Music Theory at Grebel
 “There are real connections between math and music, so it seems natural that math students would be interested in studying music,” remarked Mark Vuorinen, Chair of the Music Department at Conrad Grebel University College and the University of Waterloo. “In music theory, we use math to understand music,” Mark explained. “Time and duration are divided into units of varying sizes, musical intervals are related in terms of the distance from one to another using numbers. Mathematical patterns abound in music throughout history.” Mark noted that composers such as Bach, Pärt, Du Fay, and many others have integrated mathematical concepts in their pieces.  

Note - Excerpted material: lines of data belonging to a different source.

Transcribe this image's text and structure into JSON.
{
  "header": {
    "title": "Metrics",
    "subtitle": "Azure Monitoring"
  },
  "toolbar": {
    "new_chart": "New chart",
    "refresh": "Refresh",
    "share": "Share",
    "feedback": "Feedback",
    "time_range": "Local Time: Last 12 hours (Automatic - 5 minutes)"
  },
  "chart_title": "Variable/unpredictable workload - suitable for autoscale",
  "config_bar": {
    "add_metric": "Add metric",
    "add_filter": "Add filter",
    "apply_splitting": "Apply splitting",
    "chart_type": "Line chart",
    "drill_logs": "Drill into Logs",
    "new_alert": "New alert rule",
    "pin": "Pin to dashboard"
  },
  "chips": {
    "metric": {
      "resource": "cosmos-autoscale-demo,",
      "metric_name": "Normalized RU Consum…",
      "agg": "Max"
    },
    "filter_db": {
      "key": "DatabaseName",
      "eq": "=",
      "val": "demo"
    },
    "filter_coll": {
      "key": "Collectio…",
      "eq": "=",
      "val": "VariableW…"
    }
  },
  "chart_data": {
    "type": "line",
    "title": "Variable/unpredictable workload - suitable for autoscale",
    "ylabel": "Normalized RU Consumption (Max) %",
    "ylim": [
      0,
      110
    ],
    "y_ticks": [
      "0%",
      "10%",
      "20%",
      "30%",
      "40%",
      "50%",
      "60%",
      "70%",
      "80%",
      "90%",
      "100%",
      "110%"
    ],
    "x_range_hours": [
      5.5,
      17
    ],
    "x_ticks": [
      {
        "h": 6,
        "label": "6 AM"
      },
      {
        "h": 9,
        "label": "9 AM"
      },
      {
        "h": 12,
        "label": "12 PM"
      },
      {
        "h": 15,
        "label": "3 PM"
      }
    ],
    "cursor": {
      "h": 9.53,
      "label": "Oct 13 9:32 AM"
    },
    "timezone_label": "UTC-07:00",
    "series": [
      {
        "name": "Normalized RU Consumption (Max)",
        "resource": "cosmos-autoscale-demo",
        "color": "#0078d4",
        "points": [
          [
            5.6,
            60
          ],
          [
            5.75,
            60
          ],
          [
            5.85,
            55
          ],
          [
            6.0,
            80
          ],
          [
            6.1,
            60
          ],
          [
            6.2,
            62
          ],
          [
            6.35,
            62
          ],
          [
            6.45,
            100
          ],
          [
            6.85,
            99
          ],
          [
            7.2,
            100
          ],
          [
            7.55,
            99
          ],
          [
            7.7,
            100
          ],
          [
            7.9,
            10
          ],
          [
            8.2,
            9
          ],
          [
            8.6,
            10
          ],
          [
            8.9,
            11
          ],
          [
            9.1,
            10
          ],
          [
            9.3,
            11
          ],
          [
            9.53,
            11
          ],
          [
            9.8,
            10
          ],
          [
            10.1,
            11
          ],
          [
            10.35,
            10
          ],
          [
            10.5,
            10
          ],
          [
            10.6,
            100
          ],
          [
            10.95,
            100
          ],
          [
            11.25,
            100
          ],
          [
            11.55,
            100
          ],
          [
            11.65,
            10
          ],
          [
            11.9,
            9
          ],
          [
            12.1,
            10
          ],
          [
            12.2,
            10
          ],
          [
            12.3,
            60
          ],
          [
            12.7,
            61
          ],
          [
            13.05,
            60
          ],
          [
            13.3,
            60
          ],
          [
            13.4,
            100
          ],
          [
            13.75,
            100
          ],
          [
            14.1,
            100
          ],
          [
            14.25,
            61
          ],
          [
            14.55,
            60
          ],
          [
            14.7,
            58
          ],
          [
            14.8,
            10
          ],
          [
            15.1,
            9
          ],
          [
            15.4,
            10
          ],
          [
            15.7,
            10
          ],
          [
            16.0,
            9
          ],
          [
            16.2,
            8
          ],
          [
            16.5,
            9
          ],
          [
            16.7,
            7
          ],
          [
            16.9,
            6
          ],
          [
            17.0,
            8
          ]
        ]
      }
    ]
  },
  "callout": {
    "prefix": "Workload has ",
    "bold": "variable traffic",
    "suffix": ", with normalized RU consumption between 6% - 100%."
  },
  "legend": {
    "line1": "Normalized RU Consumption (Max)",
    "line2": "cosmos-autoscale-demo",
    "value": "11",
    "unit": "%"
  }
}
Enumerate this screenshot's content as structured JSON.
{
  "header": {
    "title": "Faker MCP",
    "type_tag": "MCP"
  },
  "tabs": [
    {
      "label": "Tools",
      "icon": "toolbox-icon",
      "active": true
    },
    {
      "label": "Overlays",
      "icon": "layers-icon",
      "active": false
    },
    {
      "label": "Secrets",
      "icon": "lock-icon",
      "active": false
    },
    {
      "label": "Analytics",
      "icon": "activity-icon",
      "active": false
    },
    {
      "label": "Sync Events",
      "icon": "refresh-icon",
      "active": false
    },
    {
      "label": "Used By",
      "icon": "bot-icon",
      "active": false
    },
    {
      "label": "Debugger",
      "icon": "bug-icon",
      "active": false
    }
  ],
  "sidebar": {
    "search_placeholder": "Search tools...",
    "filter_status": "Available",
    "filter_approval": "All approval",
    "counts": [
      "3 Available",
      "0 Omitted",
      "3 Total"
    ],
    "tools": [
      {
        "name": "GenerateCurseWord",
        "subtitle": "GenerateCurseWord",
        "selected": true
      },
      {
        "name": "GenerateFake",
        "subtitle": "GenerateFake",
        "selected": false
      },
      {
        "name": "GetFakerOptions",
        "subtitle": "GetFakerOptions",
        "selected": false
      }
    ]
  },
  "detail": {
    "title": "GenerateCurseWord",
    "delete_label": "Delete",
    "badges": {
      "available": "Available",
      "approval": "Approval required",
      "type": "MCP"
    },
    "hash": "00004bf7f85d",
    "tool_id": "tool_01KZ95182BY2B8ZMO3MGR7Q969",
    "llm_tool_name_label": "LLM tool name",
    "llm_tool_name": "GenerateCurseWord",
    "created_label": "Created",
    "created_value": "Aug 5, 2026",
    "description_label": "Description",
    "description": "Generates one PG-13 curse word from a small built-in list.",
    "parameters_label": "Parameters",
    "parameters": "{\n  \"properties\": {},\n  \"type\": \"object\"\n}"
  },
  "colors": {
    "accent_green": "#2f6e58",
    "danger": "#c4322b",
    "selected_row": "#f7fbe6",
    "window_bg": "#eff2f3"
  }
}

A study published in The Neurosciences and Music III – Disorders and Plasticity suggested that musical training heightens skills in executive functioning, including planning, focusing attention, and juggling tasks. These skills are transferable to many modern work environments. “Daily practice is a skill that I've picked up during my piano studio course that is tremendously important in both math and music,” Anita explained. “Another skill that I’ve gained in music is to be confident. I use this skill a lot whenever I have to perform piano. This skill has helped me in other scenarios, such as interviews, presentations, or conversations with important people.” Anita noted that she’ll have more career opportunities after she graduates because she has gained skills from both music and math.

Nicholas Wong, a Statistics and Music Joint Honours student, commented on another benefit of studying math and music together. “I think both programs are very different. One focuses on the realistic side, while the other focuses on the artistic side. The combination balances everything.” Nicholas also mentioned that math and music require different approaches to education, which have kept his studies interesting.

Evidence that music and math are a complementary pair can be found in scientific studies and real-life experiences, the music of historic composers and the lives of current students. It’s no wonder that Math students represent the largest group of students outside of the Faculty of Arts who are involved in the Music Department at Grebel and Waterloo—approximately 20% of music course and ensemble enrolments come from Math students. But music can complement any program at the University of Waterloo! With eight musical ensembles to join and various music courses to take, Waterloo students have many ways to integrate music into their degrees to diversify and balance their studies.

By Katrina Steckle, Conrad Grebel University College

Grebel Gamelan